All athletes know that feeling; it’s only two hours into the race but the legs are starting to feel heavy, motivation is waning, and the idea of paying to run, bike, or swim for this long suddenly seems ridiculous. That feeling is “bonking,” hitting a wall or running out of steam, and it’s an indicator that the fuel tank is running on empty.
“If you leave the house buck naked, your main source of fuel (glycogen, which is easily metabolized) will last for 90 to 120 minutes at high intensity,” explained Dr. Terry O’Connor, an E.R. physician at St. Luke’s Wood River Medical Center and an ultra-runner and endurance athlete. “If you starve your body past this point, it starts breaking down your own muscle for fuel, essentially cannibalizing yourself.”
At this point, what athletes reach for is entirely personal, and nearly every athlete has a different approach. Eating—even strategic eating—is highly individualized. For Rebecca Rusch, a professional adventure athlete with a lengthy and impressive list of achievements, not the least of which includes being a seven-time world champion in multiple sports, her nutritional strategy has evolved over the span of her 30-year athletic career.
“I’ve gone from knowing nothing. I was doing long distance races and eating anything,” Rusch recalled. “Anything I craved, like Cheetos and Swedish Fish. I just figured I needed to get food in.”
Now, her complete equation for fueling during performance includes a mix of carbohydrates, electrolytes, hydration, and amino acids in the form of foods that are easily digestible. Rusch personally goes for more manufactured packaged foods like GU. And what she eats is just as important as when she eats it.
“A barrier is that people assume that fuel is going to dictate their success,” said O’Connor. “For races, especially endurance, if you are relying on a nutrition plan for success and then during the race you get emotional or egotistical, you can mess up your nutrition plan.”
In other words, a nutrition plan must match behavior. No speeding up unnecessarily to catch the chubby guy ahead.
For sports and races that don’t last more than two hours, fueling during the event is unnecessary. What is important, as with all athletic disciplines, is what is consumed before and especially after training or races.
“We often think progress is about training and how much we do,” said Rick Kapala, who has been the cross-country ski head coach and Program Director for the Sun Valley Ski Education Foundation since 1987 and has worked individually with hundreds of athletes. “The recovery process is equally as important. If you don’t recover your muscles properly, it doesn’t matter how much you train.”

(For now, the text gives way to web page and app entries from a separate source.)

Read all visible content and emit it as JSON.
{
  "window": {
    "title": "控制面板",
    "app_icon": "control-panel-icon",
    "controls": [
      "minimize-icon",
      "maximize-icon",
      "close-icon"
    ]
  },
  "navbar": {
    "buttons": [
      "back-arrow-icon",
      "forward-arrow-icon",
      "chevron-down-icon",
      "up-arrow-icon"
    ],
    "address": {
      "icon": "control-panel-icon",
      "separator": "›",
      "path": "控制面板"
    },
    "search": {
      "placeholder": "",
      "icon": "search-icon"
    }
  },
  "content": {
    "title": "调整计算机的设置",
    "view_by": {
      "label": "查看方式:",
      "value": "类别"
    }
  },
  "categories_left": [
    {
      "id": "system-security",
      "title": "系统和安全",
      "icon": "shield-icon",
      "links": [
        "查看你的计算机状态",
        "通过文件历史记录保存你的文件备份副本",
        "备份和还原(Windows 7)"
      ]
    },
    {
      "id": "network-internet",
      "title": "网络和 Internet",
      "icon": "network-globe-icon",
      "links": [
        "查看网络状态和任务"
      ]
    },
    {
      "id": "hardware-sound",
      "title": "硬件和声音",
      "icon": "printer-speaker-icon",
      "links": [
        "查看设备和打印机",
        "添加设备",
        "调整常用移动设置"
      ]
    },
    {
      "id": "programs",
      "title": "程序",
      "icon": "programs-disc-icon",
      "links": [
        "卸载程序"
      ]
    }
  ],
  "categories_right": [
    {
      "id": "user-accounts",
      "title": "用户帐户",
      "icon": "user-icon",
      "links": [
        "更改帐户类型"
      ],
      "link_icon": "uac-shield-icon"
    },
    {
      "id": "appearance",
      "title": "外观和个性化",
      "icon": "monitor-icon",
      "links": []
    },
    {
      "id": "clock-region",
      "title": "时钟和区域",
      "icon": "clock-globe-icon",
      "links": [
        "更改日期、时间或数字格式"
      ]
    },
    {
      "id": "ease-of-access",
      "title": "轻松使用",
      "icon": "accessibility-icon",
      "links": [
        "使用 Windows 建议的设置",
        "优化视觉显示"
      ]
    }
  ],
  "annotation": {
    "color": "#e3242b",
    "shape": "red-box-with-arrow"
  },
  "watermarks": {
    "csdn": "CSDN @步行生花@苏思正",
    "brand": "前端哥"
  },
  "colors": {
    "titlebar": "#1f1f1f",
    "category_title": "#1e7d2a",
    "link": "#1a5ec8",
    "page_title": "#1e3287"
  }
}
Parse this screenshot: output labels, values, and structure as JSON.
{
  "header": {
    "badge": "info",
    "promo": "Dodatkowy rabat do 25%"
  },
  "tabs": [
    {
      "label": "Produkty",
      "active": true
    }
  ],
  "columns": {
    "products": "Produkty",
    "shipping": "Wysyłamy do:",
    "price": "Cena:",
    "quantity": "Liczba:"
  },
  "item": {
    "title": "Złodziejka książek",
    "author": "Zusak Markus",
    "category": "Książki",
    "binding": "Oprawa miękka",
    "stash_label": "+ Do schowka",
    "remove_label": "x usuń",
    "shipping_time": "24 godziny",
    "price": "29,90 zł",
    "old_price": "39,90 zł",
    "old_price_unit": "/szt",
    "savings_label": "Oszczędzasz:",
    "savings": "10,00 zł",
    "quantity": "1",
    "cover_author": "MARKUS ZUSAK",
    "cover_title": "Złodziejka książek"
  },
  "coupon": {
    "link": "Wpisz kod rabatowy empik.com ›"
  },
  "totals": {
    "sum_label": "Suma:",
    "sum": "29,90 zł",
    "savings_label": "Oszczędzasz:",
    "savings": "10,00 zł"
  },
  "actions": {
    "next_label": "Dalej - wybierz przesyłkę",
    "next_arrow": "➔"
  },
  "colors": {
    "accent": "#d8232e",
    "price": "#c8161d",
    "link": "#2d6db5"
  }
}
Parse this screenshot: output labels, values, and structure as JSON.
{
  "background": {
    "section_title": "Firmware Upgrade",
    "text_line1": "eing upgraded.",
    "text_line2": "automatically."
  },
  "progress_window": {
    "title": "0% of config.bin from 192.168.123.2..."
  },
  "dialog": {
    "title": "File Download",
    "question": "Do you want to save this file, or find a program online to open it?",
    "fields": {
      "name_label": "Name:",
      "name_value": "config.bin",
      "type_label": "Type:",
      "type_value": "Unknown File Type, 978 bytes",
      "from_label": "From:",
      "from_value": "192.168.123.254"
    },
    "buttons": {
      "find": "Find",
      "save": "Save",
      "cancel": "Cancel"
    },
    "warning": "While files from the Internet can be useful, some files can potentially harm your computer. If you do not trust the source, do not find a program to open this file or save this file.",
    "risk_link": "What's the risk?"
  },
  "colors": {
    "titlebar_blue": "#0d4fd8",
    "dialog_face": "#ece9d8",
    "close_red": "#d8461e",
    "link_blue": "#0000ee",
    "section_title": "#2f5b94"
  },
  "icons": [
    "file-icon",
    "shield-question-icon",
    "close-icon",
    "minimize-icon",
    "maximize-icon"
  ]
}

After a workout, there is a 15- to 30-minute window when the body is most receptive to replacing what has been broken down. A good recovery food has a carbohydrate-to-protein ratio of 3 to 1; for example, banana with peanut butter would be a good choice.
“Most people won’t eat until an hour after training,” explained Kapala. “More serious athletes are better organized and can manage the timing of their food consumption. But what they eat is where individual preference comes in. There’s no hard and fast way to
There are simple scientific formulas to match fuel to training depending on weight of the athlete and intensity of the exercise. Many professional and serious recreational athletes use those equations, but there is no substitute for the value of experimentation and experience. There is no optimal diet, and there is no silver bullet.
“Everybody wants to feel at their best, professional athlete or not,” offered Rusch. “Nutrition is the easiest thing to do and the hardest to master. But the myth is that it’s complicated—it’s not.”
General Nutritional Strategy for Race Day
Hydrate and top off protein and carbohydrate levels. (Example: peanut-butter with banana and an egg)
(Assuming the activity is high intensity and lasting for more than an hour and a half), hydrate and consider foods that provide carbohydrates, amino acids and/or fast sugars and caffeine. These foods should be easily digestible and portable. (Example: energy gels, Shot Bloks or gummy bears, fruit, watered-down Gatorade.)
Hydrate again and don’t forget to take advantage of the short recovery window (15 to 30 minutes) to rebuild muscle for the next workout. A good recovery food has a carbohydrate-to-protein ratio of 3 to 1. (Example: fruit smoothie, with dairy or dairy substitute and a protein powder, whatever looks good. Anything is better than nothing.)
Then, have a beer.